Mithila Paintings

Legend has it that Madhubani paintings or Mithila Paintings originated at the time of the Ramayana, when King Janak commissioned artists to do paintings at the time of marriage of his daughter, Sita, to Lord Ram. The modern world was introduced to Madhubani paintings after the drought in the 1960’s when the local population had to look at occupations other than agriculture to sustain them.

Madhubani paintings are predominantly made by the women of villages around the areas of Mithila that is present day Madhubani, meaning forests of honey. The skills have been passed on through centuries so the content and the style have largely remained the same. The paintings mostly depict man and his association with nature, social conventions and mythology.

Traditionally done on freshly plastered mud walls but they are now also done on cloth, handmade paper and canvas, though the colours used continue to be derived from plants. Black is achieved by mixing soot with cow dung, or from kajal; yellow from turmeric or pollen and the milk of banyan leaves; blue from indigo; red from the Kusum flowers or red sandalwood; green from the leaves of the wood apple tree; white from rice powder; and orange from Palash flowers which are abundantly found in the local region.

Over the years regional experts have identified 6 distinctive styles that make up the range of Madhubani art form.

“Kacchani” is a line style that primarily uses black and red. The colours are not filled in. The subject is human and his association with nature.  

“Bharani” favours mythology, especially the theme of raas-lila. Fish and peacocks are also a popular. Here the colours are filled in.

“Godhna” is heavily influenced by Chattisgarh folk art. The predominant theme is goddess Kali. These paintings are only ever done by the Brahmin ladies who sing ritualistic songs while painting the Chinnamasta and her consorts.

“Tikunia” is the most commonly available style which is made in the areas surrounding Patna. The lines are thick, the figures are stunted and there is no finesse in execution.

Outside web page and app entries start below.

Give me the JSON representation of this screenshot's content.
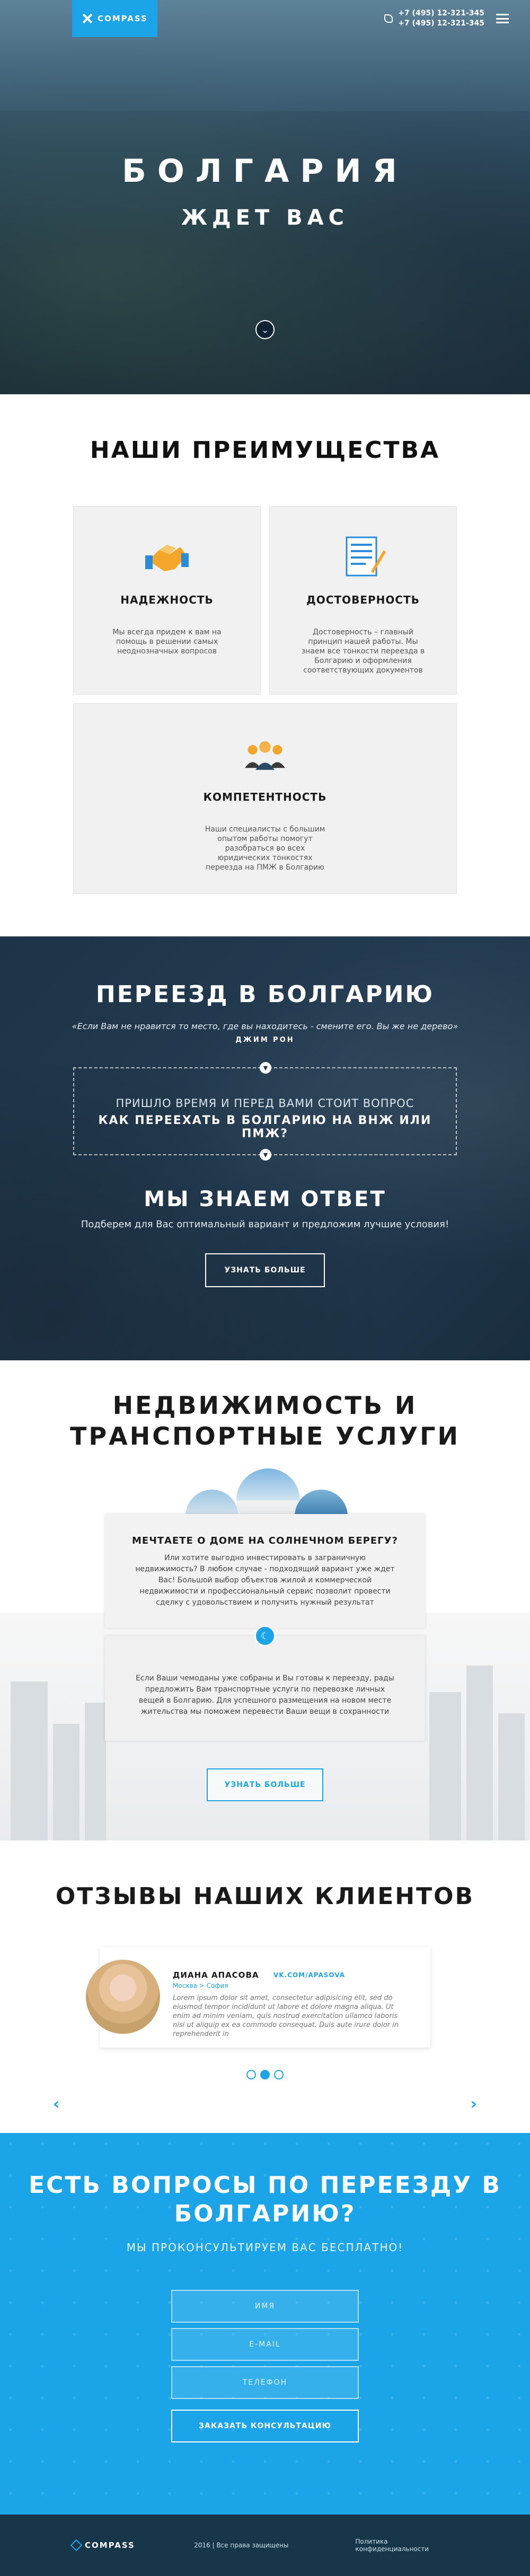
{
  "header": {
    "brand": "COMPASS",
    "phones": [
      "+7 (495) 12-321-345",
      "+7 (495) 12-321-345"
    ]
  },
  "hero": {
    "title": "БОЛГАРИЯ",
    "subtitle": "ЖДЕТ ВАС"
  },
  "advantages": {
    "title": "НАШИ ПРЕИМУЩЕСТВА",
    "items": [
      {
        "title": "НАДЕЖНОСТЬ",
        "text": "Мы всегда придем к вам на помощь в решении самых неоднозначных вопросов",
        "icon": "handshake-icon"
      },
      {
        "title": "ДОСТОВЕРНОСТЬ",
        "text": "Достоверность – главный принцип нашей работы. Мы знаем все тонкости переезда в Болгарию и оформления соответствующих документов",
        "icon": "document-icon"
      },
      {
        "title": "КОМПЕТЕНТНОСТЬ",
        "text": "Наши специалисты с большим опытом работы помогут разобраться во всех юридических тонкостях переезда на ПМЖ в Болгарию",
        "icon": "team-icon"
      }
    ]
  },
  "move": {
    "title": "ПЕРЕЕЗД В БОЛГАРИЮ",
    "quote": "«Если Вам не нравится то место, где вы находитесь - смените его. Вы же не дерево»",
    "author": "ДЖИМ РОН",
    "question_line1": "ПРИШЛО ВРЕМЯ И ПЕРЕД ВАМИ СТОИТ ВОПРОС",
    "question_line2": "КАК ПЕРЕЕХАТЬ В БОЛГАРИЮ НА ВНЖ ИЛИ ПМЖ?",
    "answer_title": "МЫ ЗНАЕМ ОТВЕТ",
    "answer_sub": "Подберем для Вас оптимальный вариант и предложим лучшие условия!",
    "button": "УЗНАТЬ БОЛЬШЕ"
  },
  "estate": {
    "title": "НЕДВИЖИМОСТЬ И ТРАНСПОРТНЫЕ УСЛУГИ",
    "card1_title": "МЕЧТАЕТЕ О ДОМЕ НА СОЛНЕЧНОМ БЕРЕГУ?",
    "card1_text": "Или хотите выгодно инвестировать в заграничную недвижимость? В любом случае - подходящий вариант уже ждет Вас! Большой выбор объектов жилой и коммерческой недвижимости и профессиональный сервис позволит провести сделку с удовольствием и получить нужный результат",
    "card2_text": "Если Ваши чемоданы уже собраны и Вы готовы к переезду, рады предложить Вам транспортные услуги по перевозке личных вещей в Болгарию. Для успешного размещения на новом месте жительства мы поможем перевести Ваши вещи в сохранности",
    "button": "УЗНАТЬ БОЛЬШЕ"
  },
  "reviews": {
    "title": "ОТЗЫВЫ НАШИХ КЛИЕНТОВ",
    "name": "ДИАНА АПАСОВА",
    "vk": "VK.COM/APASOVA",
    "city": "Москва > София",
    "text": "Lorem ipsum dolor sit amet, consectetur adipisicing elit, sed do eiusmod tempor incididunt ut labore et dolore magna aliqua. Ut enim ad minim veniam, quis nostrud exercitation ullamco laboris nisi ut aliquip ex ea commodo consequat. Duis aute irure dolor in reprehenderit in"
  },
  "consult": {
    "title": "ЕСТЬ ВОПРОСЫ ПО ПЕРЕЕЗДУ В БОЛГАРИЮ?",
    "sub": "МЫ ПРОКОНСУЛЬТИРУЕМ ВАС БЕСПЛАТНО!",
    "name_placeholder": "ИМЯ",
    "email_placeholder": "E-MAIL",
    "phone_placeholder": "ТЕЛЕФОН",
    "submit": "ЗАКАЗАТЬ КОНСУЛЬТАЦИЮ"
  },
  "footer": {
    "brand": "COMPASS",
    "copyright": "2016 | Все права защищены",
    "privacy": "Политика конфиденциальности"
  },
  "colors": {
    "accent": "#1ba5e8",
    "dark": "#1d3347"
  }
}
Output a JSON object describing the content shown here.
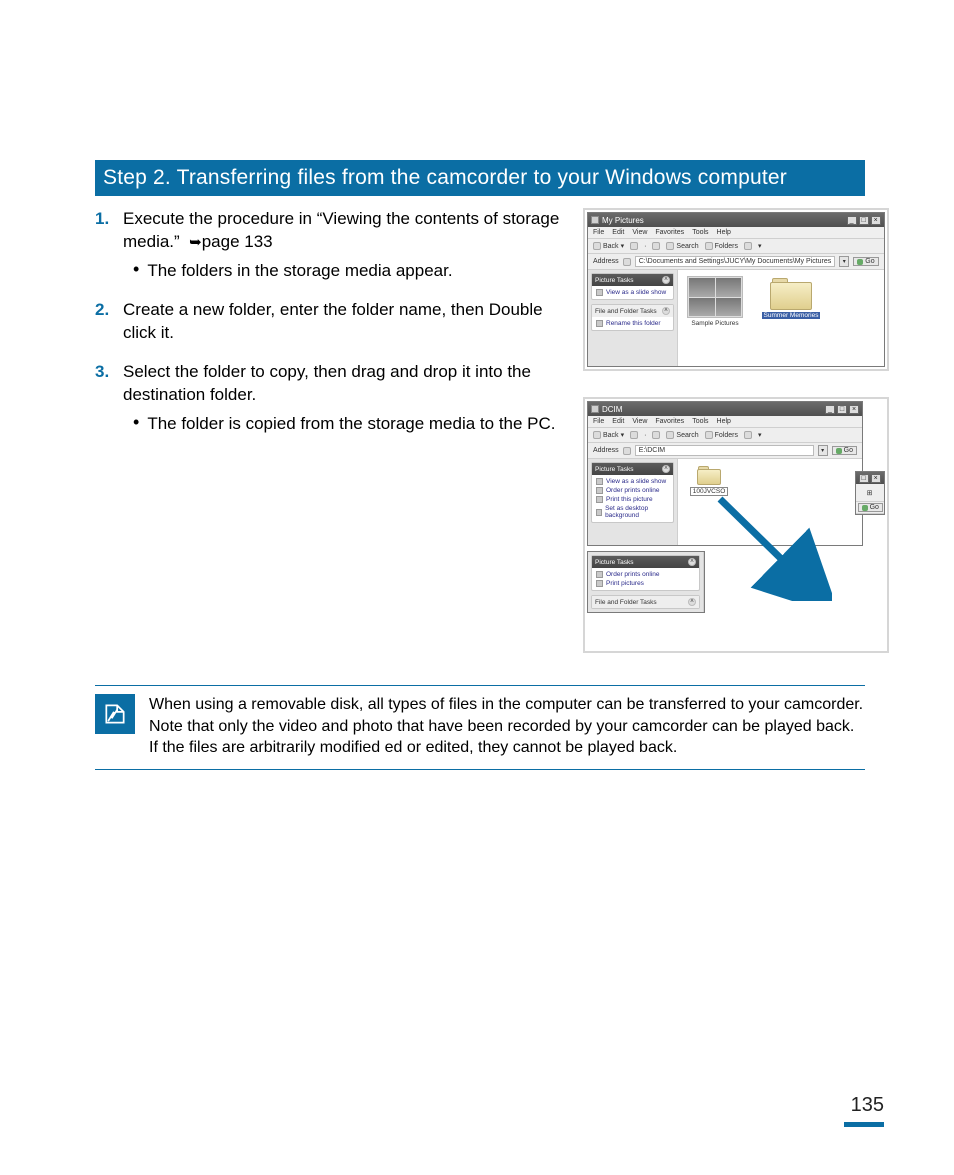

“Tantrik”, as the name suggests, deals with themes of yoga and karma with depictions of Shiva, Vishnu, and Mahesh. These paintings will have no elements of sun, fish, peacock, trees, or leaves.

“Sanjhela karbar” is painted for special occasions like weddings. The only colours used for this are red, yellow and gold. The fabric is first dyed with marigold / pomegranate to achieve an earthy beige look. The painted cloths are then worn as auspicious turbans or stoles for the wedding.

Comments ()

Copyright © 2013